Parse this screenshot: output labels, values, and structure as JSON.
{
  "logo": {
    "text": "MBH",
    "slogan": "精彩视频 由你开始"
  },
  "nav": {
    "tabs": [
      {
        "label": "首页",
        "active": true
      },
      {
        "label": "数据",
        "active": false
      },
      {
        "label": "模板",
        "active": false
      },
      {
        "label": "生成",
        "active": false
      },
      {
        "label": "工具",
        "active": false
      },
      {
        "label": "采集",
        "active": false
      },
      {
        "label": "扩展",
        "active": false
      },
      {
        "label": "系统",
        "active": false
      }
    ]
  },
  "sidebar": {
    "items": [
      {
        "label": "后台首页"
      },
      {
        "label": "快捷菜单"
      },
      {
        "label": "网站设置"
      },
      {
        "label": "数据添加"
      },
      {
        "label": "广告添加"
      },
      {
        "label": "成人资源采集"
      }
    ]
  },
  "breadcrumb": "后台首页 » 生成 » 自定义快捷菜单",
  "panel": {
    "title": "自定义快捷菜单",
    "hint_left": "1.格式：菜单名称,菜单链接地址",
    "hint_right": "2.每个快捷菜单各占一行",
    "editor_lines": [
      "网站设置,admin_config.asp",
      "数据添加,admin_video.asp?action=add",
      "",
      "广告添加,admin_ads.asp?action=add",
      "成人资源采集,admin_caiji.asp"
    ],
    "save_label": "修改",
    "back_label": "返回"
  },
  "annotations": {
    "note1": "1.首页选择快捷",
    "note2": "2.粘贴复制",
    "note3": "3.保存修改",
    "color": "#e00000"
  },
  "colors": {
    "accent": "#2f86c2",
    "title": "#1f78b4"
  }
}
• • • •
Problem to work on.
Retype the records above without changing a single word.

Solution for this problem.
Parse this screenshot: output labels, values, and structure as JSON.
{
  "logo": {
    "text": "MBH",
    "slogan": "精彩视频 由你开始"
  },
  "nav": {
    "tabs": [
      {
        "label": "首页",
        "active": true
      },
      {
        "label": "数据",
        "active": false
      },
      {
        "label": "模板",
        "active": false
      },
      {
        "label": "生成",
        "active": false
      },
      {
        "label": "工具",
        "active": false
      },
      {
        "label": "采集",
        "active": false
      },
      {
        "label": "扩展",
        "active": false
      },
      {
        "label": "系统",
        "active": false
      }
    ]
  },
  "sidebar": {
    "items": [
      {
        "label": "后台首页"
      },
      {
        "label": "快捷菜单"
      },
      {
        "label": "网站设置"
      },
      {
        "label": "数据添加"
      },
      {
        "label": "广告添加"
      },
      {
        "label": "成人资源采集"
      }
    ]
  },
  "breadcrumb": "后台首页 » 生成 » 自定义快捷菜单",
  "panel": {
    "title": "自定义快捷菜单",
    "hint_left": "1.格式：菜单名称,菜单链接地址",
    "hint_right": "2.每个快捷菜单各占一行",
    "editor_lines": [
      "网站设置,admin_config.asp",
      "数据添加,admin_video.asp?action=add",
      "",
      "广告添加,admin_ads.asp?action=add",
      "成人资源采集,admin_caiji.asp"
    ],
    "save_label": "修改",
    "back_label": "返回"
  },
  "annotations": {
    "note1": "1.首页选择快捷",
    "note2": "2.粘贴复制",
    "note3": "3.保存修改",
    "color": "#e00000"
  },
  "colors": {
    "accent": "#2f86c2",
    "title": "#1f78b4"
  }
}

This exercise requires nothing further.